Your instructions:
All of the records shown below need to be copied with no differences.

[Dataset rows describing interfaces]
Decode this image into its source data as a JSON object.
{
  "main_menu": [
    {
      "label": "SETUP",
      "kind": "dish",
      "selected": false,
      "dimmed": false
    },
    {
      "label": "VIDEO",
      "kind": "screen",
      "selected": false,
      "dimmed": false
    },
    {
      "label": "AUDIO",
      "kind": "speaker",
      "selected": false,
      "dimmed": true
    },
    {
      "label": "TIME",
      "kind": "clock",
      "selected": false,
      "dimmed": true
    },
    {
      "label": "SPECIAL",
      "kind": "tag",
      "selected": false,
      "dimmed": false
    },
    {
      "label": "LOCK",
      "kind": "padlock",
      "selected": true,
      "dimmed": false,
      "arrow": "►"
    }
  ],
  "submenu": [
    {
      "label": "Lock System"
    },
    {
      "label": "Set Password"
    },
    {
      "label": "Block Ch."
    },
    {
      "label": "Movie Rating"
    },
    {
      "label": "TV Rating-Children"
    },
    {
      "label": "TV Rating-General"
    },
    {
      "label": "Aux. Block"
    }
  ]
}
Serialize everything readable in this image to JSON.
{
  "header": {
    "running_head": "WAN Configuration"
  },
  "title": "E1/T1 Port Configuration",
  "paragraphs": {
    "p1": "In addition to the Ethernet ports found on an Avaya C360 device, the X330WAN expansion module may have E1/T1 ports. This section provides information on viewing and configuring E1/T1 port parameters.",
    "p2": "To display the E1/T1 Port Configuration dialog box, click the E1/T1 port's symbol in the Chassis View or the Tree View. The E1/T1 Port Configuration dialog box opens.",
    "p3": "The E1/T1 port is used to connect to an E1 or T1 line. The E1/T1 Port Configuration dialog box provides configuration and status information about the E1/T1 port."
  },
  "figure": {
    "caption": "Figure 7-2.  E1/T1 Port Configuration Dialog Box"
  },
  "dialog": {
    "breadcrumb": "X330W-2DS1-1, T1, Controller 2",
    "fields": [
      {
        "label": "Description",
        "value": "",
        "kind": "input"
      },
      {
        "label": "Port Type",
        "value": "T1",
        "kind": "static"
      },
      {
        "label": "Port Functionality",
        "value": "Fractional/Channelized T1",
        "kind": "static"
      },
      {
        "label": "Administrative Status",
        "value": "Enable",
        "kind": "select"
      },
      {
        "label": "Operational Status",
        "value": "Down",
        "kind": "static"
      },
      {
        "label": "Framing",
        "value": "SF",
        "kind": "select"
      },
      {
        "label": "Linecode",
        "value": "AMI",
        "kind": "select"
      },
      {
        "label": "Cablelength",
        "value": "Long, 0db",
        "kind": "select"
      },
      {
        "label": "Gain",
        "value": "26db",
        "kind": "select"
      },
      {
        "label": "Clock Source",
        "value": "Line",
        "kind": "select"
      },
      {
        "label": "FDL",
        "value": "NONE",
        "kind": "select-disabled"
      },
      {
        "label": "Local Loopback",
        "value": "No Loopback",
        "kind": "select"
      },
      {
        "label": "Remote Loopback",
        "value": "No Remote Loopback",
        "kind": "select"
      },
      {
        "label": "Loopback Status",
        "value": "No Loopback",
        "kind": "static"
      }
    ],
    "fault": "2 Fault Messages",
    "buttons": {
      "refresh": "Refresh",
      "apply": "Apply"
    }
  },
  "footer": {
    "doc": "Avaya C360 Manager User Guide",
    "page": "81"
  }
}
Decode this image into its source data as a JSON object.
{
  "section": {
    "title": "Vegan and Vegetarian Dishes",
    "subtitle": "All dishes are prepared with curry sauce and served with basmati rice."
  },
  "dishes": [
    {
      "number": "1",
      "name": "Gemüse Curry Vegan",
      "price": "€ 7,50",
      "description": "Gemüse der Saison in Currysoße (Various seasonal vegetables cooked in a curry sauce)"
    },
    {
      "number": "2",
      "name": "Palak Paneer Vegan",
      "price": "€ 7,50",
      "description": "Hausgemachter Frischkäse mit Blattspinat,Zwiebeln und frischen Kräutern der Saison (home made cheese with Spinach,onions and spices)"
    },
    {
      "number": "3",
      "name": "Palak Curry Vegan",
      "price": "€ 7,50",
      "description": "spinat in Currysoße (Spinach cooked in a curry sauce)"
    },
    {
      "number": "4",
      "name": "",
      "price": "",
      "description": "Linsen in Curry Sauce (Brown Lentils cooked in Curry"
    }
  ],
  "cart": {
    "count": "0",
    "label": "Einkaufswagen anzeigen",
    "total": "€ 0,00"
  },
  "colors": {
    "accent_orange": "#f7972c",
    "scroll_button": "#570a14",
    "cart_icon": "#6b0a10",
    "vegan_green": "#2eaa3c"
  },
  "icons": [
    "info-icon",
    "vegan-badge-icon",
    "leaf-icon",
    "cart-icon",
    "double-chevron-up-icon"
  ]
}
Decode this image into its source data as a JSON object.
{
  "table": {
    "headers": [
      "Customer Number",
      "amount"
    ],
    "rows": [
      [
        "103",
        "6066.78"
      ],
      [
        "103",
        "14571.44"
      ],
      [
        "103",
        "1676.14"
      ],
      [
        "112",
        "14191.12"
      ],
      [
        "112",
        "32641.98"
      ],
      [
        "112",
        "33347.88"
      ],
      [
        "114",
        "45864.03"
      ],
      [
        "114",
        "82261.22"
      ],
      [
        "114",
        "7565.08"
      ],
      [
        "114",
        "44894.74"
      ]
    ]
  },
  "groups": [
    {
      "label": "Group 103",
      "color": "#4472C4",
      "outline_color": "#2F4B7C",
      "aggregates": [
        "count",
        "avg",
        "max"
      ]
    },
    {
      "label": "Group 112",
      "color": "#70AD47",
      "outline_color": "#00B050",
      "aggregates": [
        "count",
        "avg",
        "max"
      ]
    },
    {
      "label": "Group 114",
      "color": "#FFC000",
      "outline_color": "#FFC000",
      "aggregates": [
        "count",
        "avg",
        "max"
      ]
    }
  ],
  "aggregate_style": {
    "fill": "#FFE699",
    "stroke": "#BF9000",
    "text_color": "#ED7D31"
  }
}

Answer box:
Decode this image into its source data as a JSON object.
{
  "main_menu": [
    {
      "label": "SETUP",
      "kind": "dish",
      "selected": false,
      "dimmed": false
    },
    {
      "label": "VIDEO",
      "kind": "screen",
      "selected": false,
      "dimmed": false
    },
    {
      "label": "AUDIO",
      "kind": "speaker",
      "selected": false,
      "dimmed": true
    },
    {
      "label": "TIME",
      "kind": "clock",
      "selected": false,
      "dimmed": true
    },
    {
      "label": "SPECIAL",
      "kind": "tag",
      "selected": false,
      "dimmed": false
    },
    {
      "label": "LOCK",
      "kind": "padlock",
      "selected": true,
      "dimmed": false,
      "arrow": "►"
    }
  ],
  "submenu": [
    {
      "label": "Lock System"
    },
    {
      "label": "Set Password"
    },
    {
      "label": "Block Ch."
    },
    {
      "label": "Movie Rating"
    },
    {
      "label": "TV Rating-Children"
    },
    {
      "label": "TV Rating-General"
    },
    {
      "label": "Aux. Block"
    }
  ]
}
Serialize everything readable in this image to JSON.
{
  "header": {
    "running_head": "WAN Configuration"
  },
  "title": "E1/T1 Port Configuration",
  "paragraphs": {
    "p1": "In addition to the Ethernet ports found on an Avaya C360 device, the X330WAN expansion module may have E1/T1 ports. This section provides information on viewing and configuring E1/T1 port parameters.",
    "p2": "To display the E1/T1 Port Configuration dialog box, click the E1/T1 port's symbol in the Chassis View or the Tree View. The E1/T1 Port Configuration dialog box opens.",
    "p3": "The E1/T1 port is used to connect to an E1 or T1 line. The E1/T1 Port Configuration dialog box provides configuration and status information about the E1/T1 port."
  },
  "figure": {
    "caption": "Figure 7-2.  E1/T1 Port Configuration Dialog Box"
  },
  "dialog": {
    "breadcrumb": "X330W-2DS1-1, T1, Controller 2",
    "fields": [
      {
        "label": "Description",
        "value": "",
        "kind": "input"
      },
      {
        "label": "Port Type",
        "value": "T1",
        "kind": "static"
      },
      {
        "label": "Port Functionality",
        "value": "Fractional/Channelized T1",
        "kind": "static"
      },
      {
        "label": "Administrative Status",
        "value": "Enable",
        "kind": "select"
      },
      {
        "label": "Operational Status",
        "value": "Down",
        "kind": "static"
      },
      {
        "label": "Framing",
        "value": "SF",
        "kind": "select"
      },
      {
        "label": "Linecode",
        "value": "AMI",
        "kind": "select"
      },
      {
        "label": "Cablelength",
        "value": "Long, 0db",
        "kind": "select"
      },
      {
        "label": "Gain",
        "value": "26db",
        "kind": "select"
      },
      {
        "label": "Clock Source",
        "value": "Line",
        "kind": "select"
      },
      {
        "label": "FDL",
        "value": "NONE",
        "kind": "select-disabled"
      },
      {
        "label": "Local Loopback",
        "value": "No Loopback",
        "kind": "select"
      },
      {
        "label": "Remote Loopback",
        "value": "No Remote Loopback",
        "kind": "select"
      },
      {
        "label": "Loopback Status",
        "value": "No Loopback",
        "kind": "static"
      }
    ],
    "fault": "2 Fault Messages",
    "buttons": {
      "refresh": "Refresh",
      "apply": "Apply"
    }
  },
  "footer": {
    "doc": "Avaya C360 Manager User Guide",
    "page": "81"
  }
}
Decode this image into its source data as a JSON object.
{
  "section": {
    "title": "Vegan and Vegetarian Dishes",
    "subtitle": "All dishes are prepared with curry sauce and served with basmati rice."
  },
  "dishes": [
    {
      "number": "1",
      "name": "Gemüse Curry Vegan",
      "price": "€ 7,50",
      "description": "Gemüse der Saison in Currysoße (Various seasonal vegetables cooked in a curry sauce)"
    },
    {
      "number": "2",
      "name": "Palak Paneer Vegan",
      "price": "€ 7,50",
      "description": "Hausgemachter Frischkäse mit Blattspinat,Zwiebeln und frischen Kräutern der Saison (home made cheese with Spinach,onions and spices)"
    },
    {
      "number": "3",
      "name": "Palak Curry Vegan",
      "price": "€ 7,50",
      "description": "spinat in Currysoße (Spinach cooked in a curry sauce)"
    },
    {
      "number": "4",
      "name": "",
      "price": "",
      "description": "Linsen in Curry Sauce (Brown Lentils cooked in Curry"
    }
  ],
  "cart": {
    "count": "0",
    "label": "Einkaufswagen anzeigen",
    "total": "€ 0,00"
  },
  "colors": {
    "accent_orange": "#f7972c",
    "scroll_button": "#570a14",
    "cart_icon": "#6b0a10",
    "vegan_green": "#2eaa3c"
  },
  "icons": [
    "info-icon",
    "vegan-badge-icon",
    "leaf-icon",
    "cart-icon",
    "double-chevron-up-icon"
  ]
}
Decode this image into its source data as a JSON object.
{
  "table": {
    "headers": [
      "Customer Number",
      "amount"
    ],
    "rows": [
      [
        "103",
        "6066.78"
      ],
      [
        "103",
        "14571.44"
      ],
      [
        "103",
        "1676.14"
      ],
      [
        "112",
        "14191.12"
      ],
      [
        "112",
        "32641.98"
      ],
      [
        "112",
        "33347.88"
      ],
      [
        "114",
        "45864.03"
      ],
      [
        "114",
        "82261.22"
      ],
      [
        "114",
        "7565.08"
      ],
      [
        "114",
        "44894.74"
      ]
    ]
  },
  "groups": [
    {
      "label": "Group 103",
      "color": "#4472C4",
      "outline_color": "#2F4B7C",
      "aggregates": [
        "count",
        "avg",
        "max"
      ]
    },
    {
      "label": "Group 112",
      "color": "#70AD47",
      "outline_color": "#00B050",
      "aggregates": [
        "count",
        "avg",
        "max"
      ]
    },
    {
      "label": "Group 114",
      "color": "#FFC000",
      "outline_color": "#FFC000",
      "aggregates": [
        "count",
        "avg",
        "max"
      ]
    }
  ],
  "aggregate_style": {
    "fill": "#FFE699",
    "stroke": "#BF9000",
    "text_color": "#ED7D31"
  }
}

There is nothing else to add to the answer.